React Now

Latest stories from i100
Have you tried new the Independent Digital Edition apps?
iJobs Job Widget
iJobs General

Recruitment Genius: Account Manager

£20000 - £35000 per annum: Recruitment Genius: This full service social media ...

Recruitment Genius: Data Analyst - Online Marketing

£24000 - £35000 per annum: Recruitment Genius: We are 'Changemakers in retail'...

Austen Lloyd: Senior Residential Conveyancer

Very Competitive: Austen Lloyd: Senior Conveyancer - South West We are see...

Austen Lloyd: Residential / Commercial Property Solicitor

Excellent Salary: Austen Lloyd: DORSET MARKET TOWN - SENIOR PROPERTY SOLICITOR...

Day In a Page

Read Next
 

Tony Abbott: A man most Australian women would like to pat on the back...iron in hand

Caroline Garnar
Australian rapper Iggy Azalea performs in California  

Hip hop is both racial and political, and for Iggy Azalea to suggest otherwise is insulting

Yomi Adegoke
Isis in Iraq: Yazidi girls killing themselves to escape rape and imprisonment by militants

'Jilan killed herself in the bathroom. She cut her wrists and hanged herself'

Yazidi girls killing themselves to escape rape and imprisonment
Ed Balls interview: 'If I think about the deficit when I'm playing the piano, it all goes wrong'

Ed Balls interview

'If I think about the deficit when I'm playing the piano, it all goes wrong'
He's behind you, dude!

US stars in UK panto

From David Hasselhoff to Jerry Hall
Grace Dent's Christmas Quiz: What are you – a festive curmudgeon or top of the tree?

Grace Dent's Christmas Quiz

What are you – a festive curmudgeon or top of the tree?
Nasa planning to build cloud cities in airships above Venus

Nasa planning to build cloud cities in airships above Venus

Planet’s surface is inhospitable to humans but 30 miles above it is almost perfect
Surrounded by high-rise flats is a little house filled with Lebanon’s history - clocks, rifles, frogmen’s uniforms and colonial helmets
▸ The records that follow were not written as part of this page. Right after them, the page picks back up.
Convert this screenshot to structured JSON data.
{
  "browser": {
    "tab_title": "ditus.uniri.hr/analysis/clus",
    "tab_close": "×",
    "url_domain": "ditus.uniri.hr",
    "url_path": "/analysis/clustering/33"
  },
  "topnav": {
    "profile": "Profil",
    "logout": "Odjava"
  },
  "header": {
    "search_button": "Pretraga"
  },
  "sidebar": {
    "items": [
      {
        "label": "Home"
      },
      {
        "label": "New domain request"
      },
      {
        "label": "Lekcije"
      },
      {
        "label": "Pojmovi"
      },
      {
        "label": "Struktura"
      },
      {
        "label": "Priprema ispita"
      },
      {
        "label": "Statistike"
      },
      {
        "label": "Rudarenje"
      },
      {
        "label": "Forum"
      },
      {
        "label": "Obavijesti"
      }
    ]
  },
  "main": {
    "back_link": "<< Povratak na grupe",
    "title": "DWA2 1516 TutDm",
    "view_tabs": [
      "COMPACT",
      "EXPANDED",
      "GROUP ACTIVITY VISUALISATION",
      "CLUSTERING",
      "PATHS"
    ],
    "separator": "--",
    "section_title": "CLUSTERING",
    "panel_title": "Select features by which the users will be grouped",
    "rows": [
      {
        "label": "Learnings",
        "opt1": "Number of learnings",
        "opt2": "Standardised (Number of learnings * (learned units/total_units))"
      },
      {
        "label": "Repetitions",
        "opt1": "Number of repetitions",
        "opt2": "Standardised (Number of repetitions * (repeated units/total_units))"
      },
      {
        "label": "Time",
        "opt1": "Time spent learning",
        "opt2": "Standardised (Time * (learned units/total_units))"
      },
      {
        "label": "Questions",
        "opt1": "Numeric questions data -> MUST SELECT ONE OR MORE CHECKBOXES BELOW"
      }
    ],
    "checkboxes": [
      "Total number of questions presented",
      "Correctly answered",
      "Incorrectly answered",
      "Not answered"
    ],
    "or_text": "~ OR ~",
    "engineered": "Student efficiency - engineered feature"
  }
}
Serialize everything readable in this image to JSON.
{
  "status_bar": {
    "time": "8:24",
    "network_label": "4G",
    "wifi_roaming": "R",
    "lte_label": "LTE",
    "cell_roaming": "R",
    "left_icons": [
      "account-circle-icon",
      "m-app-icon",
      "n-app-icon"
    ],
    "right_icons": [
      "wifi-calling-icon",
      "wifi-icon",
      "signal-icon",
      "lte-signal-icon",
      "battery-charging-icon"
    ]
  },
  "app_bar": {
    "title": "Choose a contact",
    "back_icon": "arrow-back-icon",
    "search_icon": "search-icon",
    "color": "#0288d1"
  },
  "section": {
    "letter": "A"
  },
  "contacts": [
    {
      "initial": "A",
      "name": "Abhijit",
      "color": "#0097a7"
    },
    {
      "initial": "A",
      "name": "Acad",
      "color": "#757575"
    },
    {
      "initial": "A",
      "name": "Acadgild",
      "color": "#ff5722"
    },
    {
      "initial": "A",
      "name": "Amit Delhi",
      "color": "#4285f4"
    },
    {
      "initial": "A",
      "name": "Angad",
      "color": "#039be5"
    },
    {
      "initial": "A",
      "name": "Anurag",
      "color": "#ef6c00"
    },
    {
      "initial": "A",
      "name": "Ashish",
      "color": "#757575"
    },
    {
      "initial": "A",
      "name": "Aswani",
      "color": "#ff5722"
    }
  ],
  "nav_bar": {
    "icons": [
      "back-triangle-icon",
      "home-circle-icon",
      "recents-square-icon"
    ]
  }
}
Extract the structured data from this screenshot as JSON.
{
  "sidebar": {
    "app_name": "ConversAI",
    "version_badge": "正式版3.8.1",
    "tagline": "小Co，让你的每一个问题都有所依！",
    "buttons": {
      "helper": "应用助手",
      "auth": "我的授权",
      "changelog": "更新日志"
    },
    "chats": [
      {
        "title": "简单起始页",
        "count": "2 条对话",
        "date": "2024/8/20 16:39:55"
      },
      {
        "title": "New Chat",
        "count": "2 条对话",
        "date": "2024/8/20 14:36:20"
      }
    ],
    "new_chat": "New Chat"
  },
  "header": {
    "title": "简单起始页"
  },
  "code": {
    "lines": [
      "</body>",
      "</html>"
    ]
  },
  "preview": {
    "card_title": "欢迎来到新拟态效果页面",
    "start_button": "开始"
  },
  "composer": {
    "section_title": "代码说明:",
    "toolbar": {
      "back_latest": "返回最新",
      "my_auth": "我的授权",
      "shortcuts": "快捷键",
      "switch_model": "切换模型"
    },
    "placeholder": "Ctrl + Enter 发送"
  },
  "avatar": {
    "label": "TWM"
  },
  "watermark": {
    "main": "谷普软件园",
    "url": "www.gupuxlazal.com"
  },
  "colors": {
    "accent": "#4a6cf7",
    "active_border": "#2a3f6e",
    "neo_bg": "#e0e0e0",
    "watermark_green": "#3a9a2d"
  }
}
Clocks, rifles, swords, frogmen’s uniforms

Surrounded by high-rise flats is a little house filled with Lebanon’s history
Return to Gaza: Four months on, the wounds left by Israel's bombardment have not yet healed

Four months after the bombardment, Gaza’s wounds are yet to heal

Kim Sengupta is reunited with a man whose plight mirrors the suffering of the Palestinian people
Gastric surgery: Is it really the answer to the UK's obesity epidemic?

Is gastric surgery really the answer to the UK's obesity epidemic?

Critics argue that it’s crazy to operate on healthy people just to stop them eating
Homeless Veterans appeal: Christmas charity auction Part 2 - now LIVE

Homeless Veterans appeal: Christmas charity auction

Bid on original art, or trips of a lifetime to Africa or the 'Corrie' set, and help Homeless Veterans
Pantomime rings the changes to welcome autistic theatre-goers

Autism-friendly theatre

Pantomime leads the pack in quest to welcome all
The week Hollywood got scared and had to grow up a bit

The week Hollywood got scared and had to grow up a bit

Sony suffered a chorus of disapproval after it withdrew 'The Interview', but it's not too late for it to take a stand, says Joan Smith
From Widow Twankey to Mother Goose, how do the men who play panto dames get themselves ready for the performance of a lifetime?

Panto dames: before and after

From Widow Twankey to Mother Goose, how do the men who play panto dames get themselves ready for the performance of a lifetime?
Thirties murder mystery novel is surprise runaway Christmas hit

Thirties murder mystery novel is surprise runaway Christmas hit

Booksellers say readers are turning away from dark modern thrillers and back to the golden age of crime writing
Anne-Marie Huby: 'Charities deserve the best,' says founder of JustGiving

Anne-Marie Huby: 'Charities deserve the best'

Ten million of us have used the JustGiving website to donate to good causes. Its co-founder says that being dynamic is as important as being kind
The botanist who hunts for giant trees at Kew Gardens

The man who hunts giants

A Kew Gardens botanist has found 25 new large tree species - and he's sure there are more out there